Mulligan said that if Facebook wished to act like a "nation state" it would have to expect "governments to react quite strongly".

She added given that Facebook has no track record in fiscal and monetary policy, "we can expect regulators to take a strong approach to this." AFP

Shanahan drops bid to lead Pentagon, citing 'painful' past

Washington, Jun 18 (AP) After months of unexplained delays, Acting Defense Secretary Patrick Shanahan stepped down Tuesday before his formal nomination ever went to the Senate, citing a "painful" family situation that would hurt his children and reopen "wounds we have worked years to heal." President Donald Trump announced Shanahan's departure in a tweet, and said that Army Secretary Mark Esper would be the new acting Pentagon chief.

"It is unfortunate that a painful and deeply personal family situation from long ago is being dredged up and painted in an incomplete and therefore misleading way in the course of this process," Shanahan said in a statement. "I believe my continuing in the confirmation process would force my three children to relive a traumatic chapter in our family's life and reopen wounds we have worked years to heal. Ultimately, their safety and well-being is my highest priority."

The acting defense secretary did not provide specifics about the family situation but media outlets including The Washington Post and USA Today published extensive reports Tuesday about circumstances surrounding his 2011 divorce shortly before Trump tweeted that Shanahan's nomination would not go forward.

In his statement, Shanahan said he asked to be withdrawn from the nomination process and he resigned from his previous post as deputy defense secretary.

He said he would work on an "appropriate transition" but it wasn't clear how quickly he will leave the job.

Defense officials said that leaders are trying to decide when Esper would take over the job. Officials were meeting Tuesday afternoon to discuss transition plans. The officials spoke on condition of anonymity because they weren't authorized to publicly discuss internal deliberations.

In his tweet, Trump simply said that Shanahan had done "a wonderful job" but would step aside to "devote more time to his family." And, in noting Esper's move, Trump added, "I know Mark, and have no doubt he will do a fantastic job!" The post atop the Pentagon has not been filled permanently since Gen. James Mattis retired in January following policy differences with Trump.

Trump announced in May that he would nominate Shanahan but the formal nomination process in the Senate had been inexplicably delayed.

Shanahan, a former Boeing executive, has been leading the Pentagon as acting secretary since Jan 1, a highly unusual arrangement for arguably the most sensitive Cabinet position.

His prospects for confirmation have been spotty due in large part to questions about his lengthy work as former Boeing executive and persistent questions about possible conflicts of interest.

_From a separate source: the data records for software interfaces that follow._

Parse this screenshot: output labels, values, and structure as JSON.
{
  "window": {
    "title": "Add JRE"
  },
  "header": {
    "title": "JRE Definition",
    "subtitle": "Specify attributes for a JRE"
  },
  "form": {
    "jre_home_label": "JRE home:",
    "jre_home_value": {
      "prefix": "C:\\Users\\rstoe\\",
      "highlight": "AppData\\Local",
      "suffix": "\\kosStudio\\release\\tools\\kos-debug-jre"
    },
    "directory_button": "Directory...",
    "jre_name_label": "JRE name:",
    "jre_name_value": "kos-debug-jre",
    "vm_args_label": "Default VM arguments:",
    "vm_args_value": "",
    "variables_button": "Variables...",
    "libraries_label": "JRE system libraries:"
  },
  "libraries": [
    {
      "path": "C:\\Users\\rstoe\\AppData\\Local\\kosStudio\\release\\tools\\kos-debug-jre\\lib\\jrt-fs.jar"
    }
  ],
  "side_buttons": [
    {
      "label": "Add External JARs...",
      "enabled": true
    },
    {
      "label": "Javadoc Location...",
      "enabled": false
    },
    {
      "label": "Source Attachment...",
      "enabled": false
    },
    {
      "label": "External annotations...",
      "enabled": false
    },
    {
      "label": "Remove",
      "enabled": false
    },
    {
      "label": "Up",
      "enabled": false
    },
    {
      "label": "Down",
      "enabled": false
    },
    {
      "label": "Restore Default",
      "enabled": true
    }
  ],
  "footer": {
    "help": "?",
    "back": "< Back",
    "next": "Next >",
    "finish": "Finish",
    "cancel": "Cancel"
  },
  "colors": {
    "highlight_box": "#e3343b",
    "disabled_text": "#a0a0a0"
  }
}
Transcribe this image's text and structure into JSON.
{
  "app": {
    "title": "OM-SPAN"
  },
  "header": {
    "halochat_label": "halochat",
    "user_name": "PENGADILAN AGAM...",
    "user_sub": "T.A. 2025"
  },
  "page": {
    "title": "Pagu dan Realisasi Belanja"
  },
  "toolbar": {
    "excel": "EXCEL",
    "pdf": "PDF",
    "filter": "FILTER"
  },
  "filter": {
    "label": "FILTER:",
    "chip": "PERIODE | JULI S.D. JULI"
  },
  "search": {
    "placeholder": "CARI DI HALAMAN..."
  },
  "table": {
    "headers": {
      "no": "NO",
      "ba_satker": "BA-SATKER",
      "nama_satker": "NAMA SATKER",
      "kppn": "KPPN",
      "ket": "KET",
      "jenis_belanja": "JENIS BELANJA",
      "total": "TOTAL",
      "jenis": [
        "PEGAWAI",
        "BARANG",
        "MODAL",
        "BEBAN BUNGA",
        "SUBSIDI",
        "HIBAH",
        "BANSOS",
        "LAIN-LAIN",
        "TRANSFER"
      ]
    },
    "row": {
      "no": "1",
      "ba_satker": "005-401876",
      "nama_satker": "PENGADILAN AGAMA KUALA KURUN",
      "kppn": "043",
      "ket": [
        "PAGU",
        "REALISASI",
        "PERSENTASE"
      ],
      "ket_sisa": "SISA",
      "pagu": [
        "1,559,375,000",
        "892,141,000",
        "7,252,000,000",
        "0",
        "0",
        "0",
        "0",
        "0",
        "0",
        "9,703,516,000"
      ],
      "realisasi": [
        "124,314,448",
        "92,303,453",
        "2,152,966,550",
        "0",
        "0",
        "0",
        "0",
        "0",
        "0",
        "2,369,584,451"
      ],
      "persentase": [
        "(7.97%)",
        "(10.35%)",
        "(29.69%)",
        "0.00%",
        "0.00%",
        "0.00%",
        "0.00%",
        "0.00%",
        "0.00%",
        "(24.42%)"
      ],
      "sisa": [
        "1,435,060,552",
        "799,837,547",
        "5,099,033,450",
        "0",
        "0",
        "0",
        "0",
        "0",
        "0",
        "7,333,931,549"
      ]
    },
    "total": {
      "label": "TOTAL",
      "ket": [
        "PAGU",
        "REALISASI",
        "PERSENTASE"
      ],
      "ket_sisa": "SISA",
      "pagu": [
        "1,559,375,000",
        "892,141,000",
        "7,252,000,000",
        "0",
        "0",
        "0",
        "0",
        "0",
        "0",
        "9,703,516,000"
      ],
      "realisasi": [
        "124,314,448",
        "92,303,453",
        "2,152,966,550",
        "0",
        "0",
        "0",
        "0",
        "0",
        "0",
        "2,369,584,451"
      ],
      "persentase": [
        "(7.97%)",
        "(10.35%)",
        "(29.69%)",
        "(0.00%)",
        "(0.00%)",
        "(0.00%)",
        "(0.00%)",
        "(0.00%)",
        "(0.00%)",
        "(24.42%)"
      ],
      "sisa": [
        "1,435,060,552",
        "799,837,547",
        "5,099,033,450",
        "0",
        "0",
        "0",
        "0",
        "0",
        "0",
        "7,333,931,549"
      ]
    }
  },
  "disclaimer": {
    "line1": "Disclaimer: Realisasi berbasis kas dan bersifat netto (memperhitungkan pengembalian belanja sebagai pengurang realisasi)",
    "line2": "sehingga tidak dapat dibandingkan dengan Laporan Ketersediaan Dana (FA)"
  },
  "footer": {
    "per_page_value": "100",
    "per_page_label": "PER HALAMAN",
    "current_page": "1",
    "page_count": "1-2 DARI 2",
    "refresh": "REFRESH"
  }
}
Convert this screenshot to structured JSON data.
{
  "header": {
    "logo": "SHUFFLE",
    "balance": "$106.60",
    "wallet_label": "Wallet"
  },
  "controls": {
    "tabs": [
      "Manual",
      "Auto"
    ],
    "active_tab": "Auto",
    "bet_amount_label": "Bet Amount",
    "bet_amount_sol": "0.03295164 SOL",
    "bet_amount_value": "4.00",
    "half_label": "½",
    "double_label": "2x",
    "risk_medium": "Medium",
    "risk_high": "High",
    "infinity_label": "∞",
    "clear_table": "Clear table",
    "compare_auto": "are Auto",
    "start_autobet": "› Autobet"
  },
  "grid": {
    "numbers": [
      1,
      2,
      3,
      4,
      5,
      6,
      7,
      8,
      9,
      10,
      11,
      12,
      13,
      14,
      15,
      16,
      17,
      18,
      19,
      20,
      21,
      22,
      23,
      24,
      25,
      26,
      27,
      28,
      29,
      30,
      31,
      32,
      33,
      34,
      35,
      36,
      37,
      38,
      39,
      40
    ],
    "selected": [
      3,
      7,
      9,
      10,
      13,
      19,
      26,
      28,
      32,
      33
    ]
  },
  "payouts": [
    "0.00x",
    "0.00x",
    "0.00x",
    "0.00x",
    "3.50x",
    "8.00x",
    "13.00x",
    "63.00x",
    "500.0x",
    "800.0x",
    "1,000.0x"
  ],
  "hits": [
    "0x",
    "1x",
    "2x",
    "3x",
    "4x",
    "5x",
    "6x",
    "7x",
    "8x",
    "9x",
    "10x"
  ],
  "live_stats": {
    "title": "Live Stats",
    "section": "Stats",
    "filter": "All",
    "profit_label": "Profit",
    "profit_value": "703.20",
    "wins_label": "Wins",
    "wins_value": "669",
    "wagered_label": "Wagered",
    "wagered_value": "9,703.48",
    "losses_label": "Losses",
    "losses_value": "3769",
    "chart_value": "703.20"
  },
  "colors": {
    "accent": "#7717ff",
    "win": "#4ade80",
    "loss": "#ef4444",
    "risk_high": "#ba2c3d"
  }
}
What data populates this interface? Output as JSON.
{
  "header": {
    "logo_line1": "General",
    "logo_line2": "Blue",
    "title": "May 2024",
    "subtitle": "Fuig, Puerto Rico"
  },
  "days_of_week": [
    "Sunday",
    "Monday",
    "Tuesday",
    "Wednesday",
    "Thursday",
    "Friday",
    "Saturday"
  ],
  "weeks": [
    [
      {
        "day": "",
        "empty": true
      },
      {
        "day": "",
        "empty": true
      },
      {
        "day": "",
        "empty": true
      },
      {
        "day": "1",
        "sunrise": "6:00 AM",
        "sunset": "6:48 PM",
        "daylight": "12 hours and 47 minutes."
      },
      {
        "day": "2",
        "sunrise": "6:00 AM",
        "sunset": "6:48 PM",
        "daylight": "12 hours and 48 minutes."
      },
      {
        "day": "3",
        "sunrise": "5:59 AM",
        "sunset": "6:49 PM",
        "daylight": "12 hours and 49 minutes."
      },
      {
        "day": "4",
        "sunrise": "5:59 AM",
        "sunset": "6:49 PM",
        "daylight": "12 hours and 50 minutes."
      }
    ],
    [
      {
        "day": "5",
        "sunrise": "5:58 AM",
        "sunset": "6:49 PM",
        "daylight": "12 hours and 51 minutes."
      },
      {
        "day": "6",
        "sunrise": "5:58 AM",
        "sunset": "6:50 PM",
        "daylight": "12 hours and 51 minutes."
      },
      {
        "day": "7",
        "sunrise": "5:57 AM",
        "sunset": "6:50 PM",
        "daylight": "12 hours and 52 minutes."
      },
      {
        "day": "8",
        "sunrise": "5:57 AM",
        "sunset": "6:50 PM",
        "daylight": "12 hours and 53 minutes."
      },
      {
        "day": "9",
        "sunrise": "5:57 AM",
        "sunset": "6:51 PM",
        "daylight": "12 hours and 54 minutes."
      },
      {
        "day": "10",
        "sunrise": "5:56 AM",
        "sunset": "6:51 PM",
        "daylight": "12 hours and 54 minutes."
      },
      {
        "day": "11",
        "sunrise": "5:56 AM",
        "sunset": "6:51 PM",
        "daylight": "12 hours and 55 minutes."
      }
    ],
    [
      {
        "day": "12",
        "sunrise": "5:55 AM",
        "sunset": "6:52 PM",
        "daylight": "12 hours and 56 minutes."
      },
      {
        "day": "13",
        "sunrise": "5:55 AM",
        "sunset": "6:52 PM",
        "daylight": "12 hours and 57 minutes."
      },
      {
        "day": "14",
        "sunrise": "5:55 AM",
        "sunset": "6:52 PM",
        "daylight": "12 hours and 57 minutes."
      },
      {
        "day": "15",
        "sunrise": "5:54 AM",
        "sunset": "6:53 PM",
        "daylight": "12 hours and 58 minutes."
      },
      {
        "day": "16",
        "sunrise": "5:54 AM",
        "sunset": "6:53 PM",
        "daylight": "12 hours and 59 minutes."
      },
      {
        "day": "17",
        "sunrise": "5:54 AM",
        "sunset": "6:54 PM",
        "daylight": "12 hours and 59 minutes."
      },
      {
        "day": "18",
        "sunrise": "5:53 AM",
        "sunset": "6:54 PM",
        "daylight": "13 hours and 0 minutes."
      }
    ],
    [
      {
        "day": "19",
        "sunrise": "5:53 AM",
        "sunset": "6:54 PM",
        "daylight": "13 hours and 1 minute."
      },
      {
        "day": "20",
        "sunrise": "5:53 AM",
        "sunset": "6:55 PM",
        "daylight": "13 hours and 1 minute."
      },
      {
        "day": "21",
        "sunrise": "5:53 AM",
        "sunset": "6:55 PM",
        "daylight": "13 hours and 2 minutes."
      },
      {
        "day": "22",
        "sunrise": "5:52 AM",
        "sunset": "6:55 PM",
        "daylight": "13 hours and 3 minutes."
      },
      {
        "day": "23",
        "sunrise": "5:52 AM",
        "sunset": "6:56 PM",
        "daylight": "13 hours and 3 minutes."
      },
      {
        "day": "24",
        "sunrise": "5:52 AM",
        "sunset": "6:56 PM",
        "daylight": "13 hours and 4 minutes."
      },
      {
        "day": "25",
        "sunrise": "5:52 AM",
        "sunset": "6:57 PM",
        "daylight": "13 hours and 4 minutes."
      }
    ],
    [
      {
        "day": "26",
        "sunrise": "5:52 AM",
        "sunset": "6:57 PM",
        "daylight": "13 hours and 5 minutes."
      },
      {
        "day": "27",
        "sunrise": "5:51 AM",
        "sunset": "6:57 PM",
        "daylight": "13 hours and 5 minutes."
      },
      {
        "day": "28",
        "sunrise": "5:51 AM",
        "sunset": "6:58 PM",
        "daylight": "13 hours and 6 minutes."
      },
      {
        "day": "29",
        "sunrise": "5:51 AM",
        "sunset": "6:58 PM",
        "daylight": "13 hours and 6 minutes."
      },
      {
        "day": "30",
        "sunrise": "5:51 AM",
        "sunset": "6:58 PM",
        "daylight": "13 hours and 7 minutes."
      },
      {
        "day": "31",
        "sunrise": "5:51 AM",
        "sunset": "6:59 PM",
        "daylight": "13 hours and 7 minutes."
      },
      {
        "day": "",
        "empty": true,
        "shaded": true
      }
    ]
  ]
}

The Defense Department's Inspector General cleared Shanahan of any wrongdoing in connection with accusations he had shown favoritism toward Boeing during his time as deputy defense secretary, while disparaging Boeing competitors.

In Shanahan's tenure at the department he's had to deal with a wide array of international hotspots, ranging from missile launches by North Korea to the sudden shift of military ships and aircraft to the Middle East to deal with potential threats from Iran.

Shanahan, 56, had extensive of experience in the defense industry but little in government. In more than four months as the acting secretary, he focused on implementing the national defense strategy that was developed during Mattis' tenure and emphasizes a shift from the resources and tactics required to fight small wars against extremist groups to what Shanahan calls "great power" competition with China and Russia. AP